previous next

OCRICULUM

OCRICULUM (Eth. οἱ Ὄκρικλοι, Strab.; Eth. Ὀκρίκολα, Steph. B. sub voce Ὀκρίκολον, Ptol.: Eth. Ocriculanus and Ocricolanus: Otricoli), a considerable town of Umbria, situated on the Via Flaminia, near the left bank of the Tiber. It was the southernmost town of Umbria, and distant only 44 miles from Rome. (Itin. Hier. p. 613; Westphal, Röm. Kamp. p. 145.) We learn from Livy that Ocriculum was a native Umbrian city, and in B.C. 308 it appears to have separated from the other cities of the confederacy, and concluded an alliance with Rome. (Liv. 9.41.) This is the only notice that we find of it prior to the conquest of Umbria by the Romans; but after that period it figures repeatedly in history as a municipal town of some importance. It was here that in B.C. 217 Fabius Maximus took the command of the army of Servilius, after the battle of the lake Trasimenus. (Id. 22.11.) In the Social War Ocriculum suffered severely ; and, according to Florus, was laid waste with fire and sword (Flor. 3.18.11); but it seems to have quickly recovered, and in Strabo's time was a considerable and flourishing town. It is mentioned in Tacitus as the place where the army of Vespasian halted after the surrender of the Vitellian legions at Narnia (Tac. [Hist. 3.78). From its position on the Flaminian Way it is repeatedly mentioned incidentally under the Roman Empire (Plin. Ep. 6.25; Amm. Marc. 16.10.4, 28.1.22); and it is evident that it was indebted to the same circumstance for its continued prosperity. The name is found in Pliny and Ptolemy, as well as in the Itineraries; and its municipal importance down to a late period is attested also by inscriptions, in some of which it bears the title of “splendidissima civitas Ocricolana.” From these combined, with the still extant remains, it is evident that it was a more considerable town than we could have inferred from the accounts of ancient writers (Plin. Nat. 3.5. s. 9, 14. s. 19; Ptol. 3.1.54; Itin. Ant. pp. 125, 311 ; Gruter, Inscr. p. 422. 8, 9; Orell. Inscr. 3852, 3857; Marini, Atti dei Fratelli Arvali, vol. ii. p. 582). The site of the ancient city is distant about 2 miles from the modern village of Otricoli, in the plain nearer the Tiber. The ruins of ancient edifices are, in their present state, of but little interest; but excavations which were carried on upon the spot in 1780 brought to light the remains of several public buildings on a splendid scale, the plan and arrangement of which could be traced with little difficulty; among these were a Basilica, a theatre, an amphitheatre, Thermae, and several temples, besides other buildings, of which the purpose could not be determined.

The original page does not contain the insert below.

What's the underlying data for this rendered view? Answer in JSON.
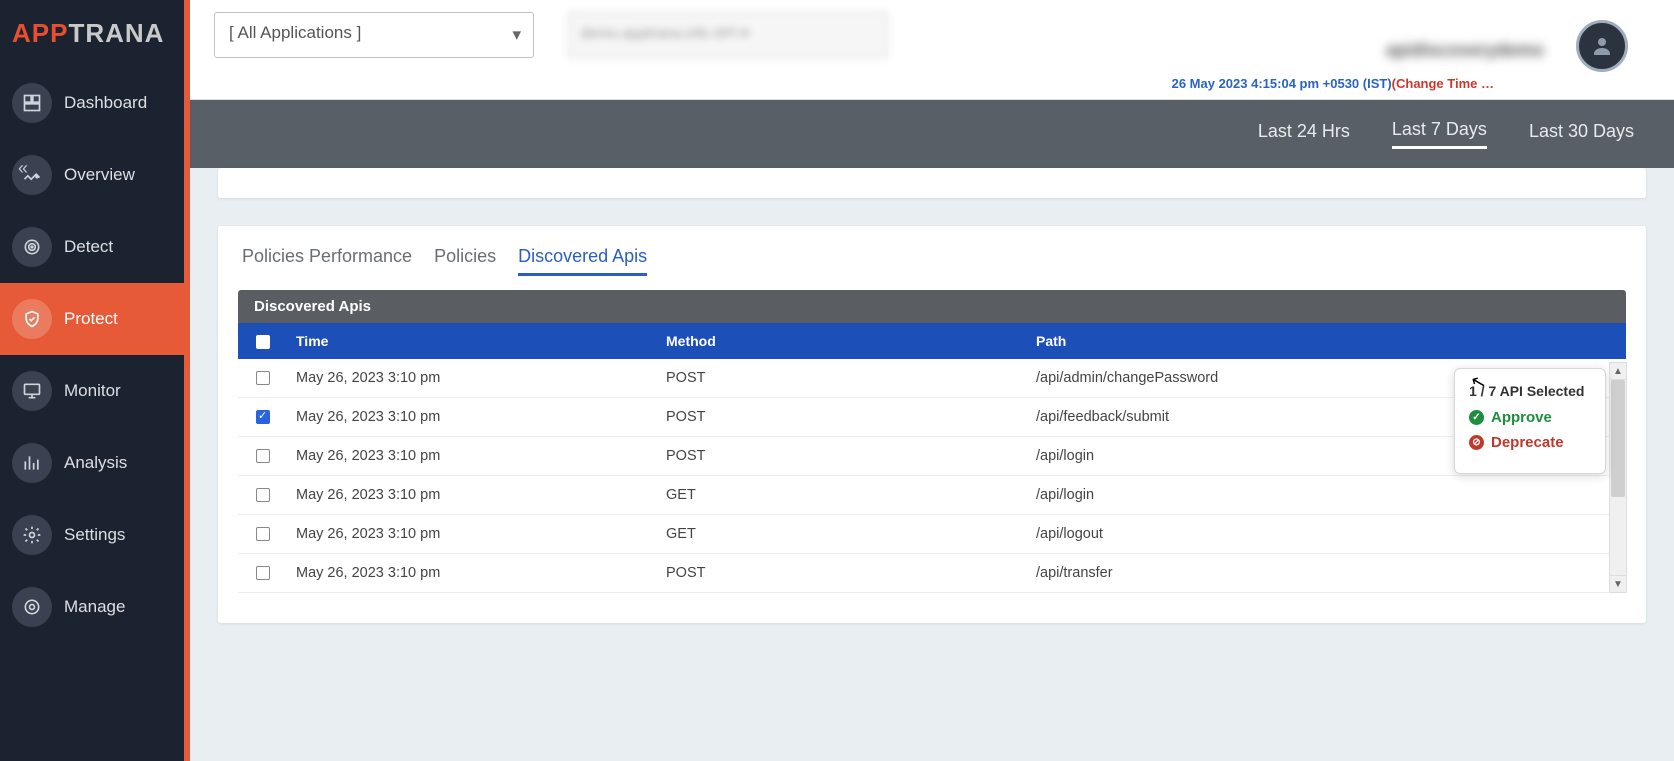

The beauty of many of the architectural decorations and works of art discovered on this occasion (especially the celebrated mosaic floor now in the Vatican, and the colossal head of Jupiter in the same museum) prove that Ocriculum must have been a municipal town of no ordinary splendour. (Westphal, Römische Kampagne, p. 144; Guattani, Monumenti Inediti, 1784, where the results of the excavation are described in detail and accompanied with a plan of the ancient remains.) Its proximity to Rome probably caused it to be resorted to by wealthy nobles from the city; and as early as the time of Cicero we learn that Milo had a villa there. (Cic. pro Mil. 24) The period of the destruction of the ancient city is uncertain. In A.D. 413 it witnessed a great defeat of Heraclianus, Count of Africa, by the armies of Honorius (Idat. Chron. ad ann.), and it is mentioned as an episcopal see after the fall of the Western Empire. But the circumstances that led the inhabitants to migrate to the modern village of Otricoli, on a hill overlooking the Tiber, are not recorded. The corruption of the name appears to have commenced at an early date, as it is written Utriculum in the Itineraries and in many MSS. of the classical authors.

[E.H.B]

hide Display Preferences
Greek Display:
Arabic Display:
View by Default:
Browse Bar: